Material for this exercise:
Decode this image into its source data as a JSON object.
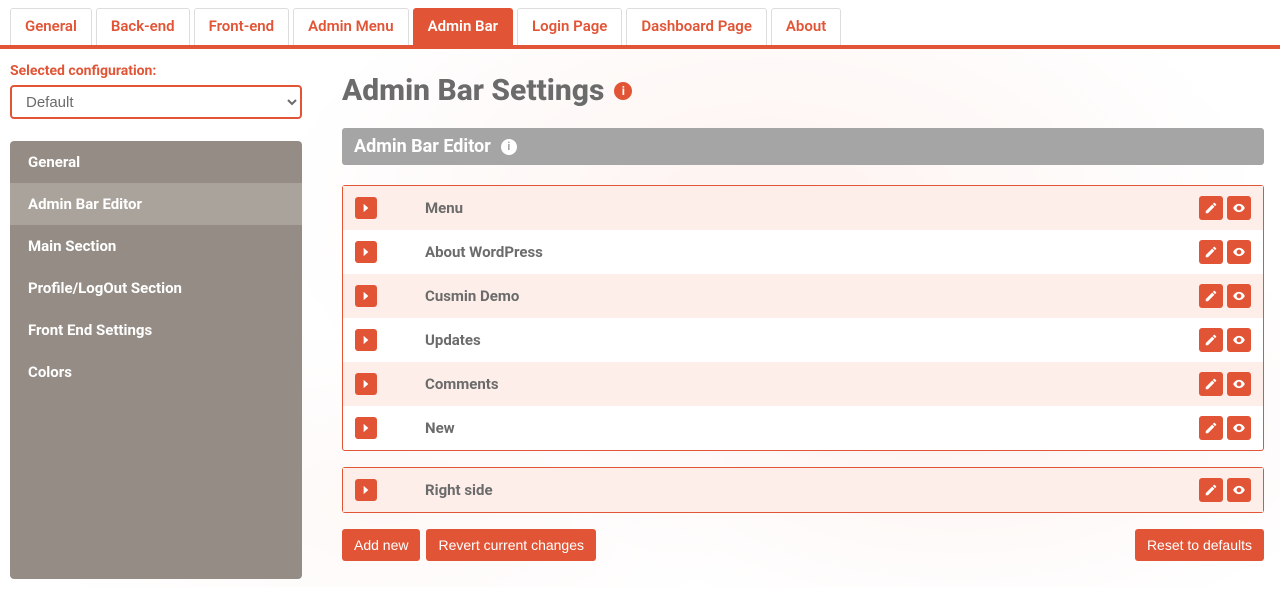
{
  "tabs": [
    {
      "label": "General"
    },
    {
      "label": "Back-end"
    },
    {
      "label": "Front-end"
    },
    {
      "label": "Admin Menu"
    },
    {
      "label": "Admin Bar",
      "active": true
    },
    {
      "label": "Login Page"
    },
    {
      "label": "Dashboard Page"
    },
    {
      "label": "About"
    }
  ],
  "selected_config": {
    "label": "Selected configuration:",
    "value": "Default"
  },
  "sidebar": {
    "items": [
      {
        "label": "General"
      },
      {
        "label": "Admin Bar Editor",
        "active": true
      },
      {
        "label": "Main Section"
      },
      {
        "label": "Profile/LogOut Section"
      },
      {
        "label": "Front End Settings"
      },
      {
        "label": "Colors"
      }
    ]
  },
  "page": {
    "title": "Admin Bar Settings"
  },
  "section": {
    "title": "Admin Bar Editor"
  },
  "group1": {
    "items": [
      {
        "label": "Menu"
      },
      {
        "label": "About WordPress"
      },
      {
        "label": "Cusmin Demo"
      },
      {
        "label": "Updates"
      },
      {
        "label": "Comments"
      },
      {
        "label": "New"
      }
    ]
  },
  "group2": {
    "items": [
      {
        "label": "Right side"
      }
    ]
  },
  "buttons": {
    "add_new": "Add new",
    "revert": "Revert current changes",
    "reset": "Reset to defaults"
  }
}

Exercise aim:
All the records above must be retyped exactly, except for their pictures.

Solution for this problem:
Decode this image into its source data as a JSON object.
{
  "tabs": [
    {
      "label": "General"
    },
    {
      "label": "Back-end"
    },
    {
      "label": "Front-end"
    },
    {
      "label": "Admin Menu"
    },
    {
      "label": "Admin Bar",
      "active": true
    },
    {
      "label": "Login Page"
    },
    {
      "label": "Dashboard Page"
    },
    {
      "label": "About"
    }
  ],
  "selected_config": {
    "label": "Selected configuration:",
    "value": "Default"
  },
  "sidebar": {
    "items": [
      {
        "label": "General"
      },
      {
        "label": "Admin Bar Editor",
        "active": true
      },
      {
        "label": "Main Section"
      },
      {
        "label": "Profile/LogOut Section"
      },
      {
        "label": "Front End Settings"
      },
      {
        "label": "Colors"
      }
    ]
  },
  "page": {
    "title": "Admin Bar Settings"
  },
  "section": {
    "title": "Admin Bar Editor"
  },
  "group1": {
    "items": [
      {
        "label": "Menu"
      },
      {
        "label": "About WordPress"
      },
      {
        "label": "Cusmin Demo"
      },
      {
        "label": "Updates"
      },
      {
        "label": "Comments"
      },
      {
        "label": "New"
      }
    ]
  },
  "group2": {
    "items": [
      {
        "label": "Right side"
      }
    ]
  },
  "buttons": {
    "add_new": "Add new",
    "revert": "Revert current changes",
    "reset": "Reset to defaults"
  }
}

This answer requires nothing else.